Mouth Breathing Starts at the Bottle, Baby:
Sadly, modern life does not lend itself to constant breastfeeding required in the first two years to create and drive the optimal growth and development of young faces and airways. Often, a baby with reflux is typical of an aerodigestive issue as the kink in the airway created by an incorrect latch due to an under developed or tied tongue could be the cause of swallowing air – leading to colic and gastric symptoms. Most mothers are encouraged to bottle feed their reflux babies and to give them formula, in the belief that reflux is mostly due to allergies or food sensitivities – which may be the case, but this too is increased due to aberrant breathing patterns. Bottle feeding only exacerbates the issue further due to the mechanics of bottle vs breast. A bottle-fed baby often becomes a mouth breathing child because the action of bottle feeding means they need to release the bottle as air in the bottle creates a vacuum pressure which must be released to allow the fluid to pass into their mouths.
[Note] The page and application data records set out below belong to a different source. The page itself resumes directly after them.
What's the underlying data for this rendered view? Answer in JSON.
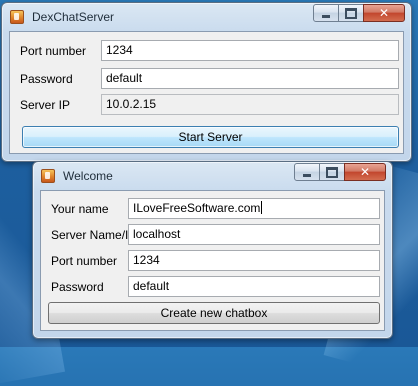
{
  "server_window": {
    "title": "DexChatServer",
    "fields": [
      {
        "label": "Port number",
        "value": "1234"
      },
      {
        "label": "Password",
        "value": "default"
      },
      {
        "label": "Server IP",
        "value": "10.0.2.15"
      }
    ],
    "start_button": "Start Server"
  },
  "welcome_window": {
    "title": "Welcome",
    "fields": [
      {
        "label": "Your name",
        "value": "ILoveFreeSoftware.com"
      },
      {
        "label": "Server Name/IP",
        "value": "localhost"
      },
      {
        "label": "Port number",
        "value": "1234"
      },
      {
        "label": "Password",
        "value": "default"
      }
    ],
    "create_button": "Create new chatbox"
  },
  "window_controls": {
    "minimize_icon": "minimize-icon",
    "maximize_icon": "maximize-icon",
    "close_glyph": "✕"
  },
  "colors": {
    "desktop": "#1d5f9f",
    "client_bg": "#f0f0f0",
    "close_button": "#c2462d",
    "focused_button_border": "#3c7fb1"
  }
}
Open Mouth Leads to Mouth Breathing:
In adults, the effect of a tongue tie leads to the tongue never allowing the palate to expand to it’s full potential. Most adults who mouth breathe also struggle with crowded teeth and narrowed palates; and suffer with poor oral resting posture because the tongue has no space in the mouth to locate properly. Open mouthed resting oral posture leads to open mouthed breathing. And open mouthed breathing leads to dehydration and severe stress to the body while trying to overcome the overload placed on lungs, heart and other organs. Open mouthed breathing is linked to many diseases, including sleep apnoea, asthma, hayfever, chronic blocked nose, sinus, excitable airways, scarring in the airways, anxiety, disturbances and loss of energy.
In Integrated Approach to Correcting This:
Breathing retraining techniques like the Buteyko Method, along with Non-Force release techniques and Orofunctional Myotherapy and a good, wholesome diet will go a long way to helping overcome a life long breathing disorder. Establishing nasal breathing right from day one is the way to prevent breathing disorders and is the One Thing you can do to make sure your child gets the best start in life possible.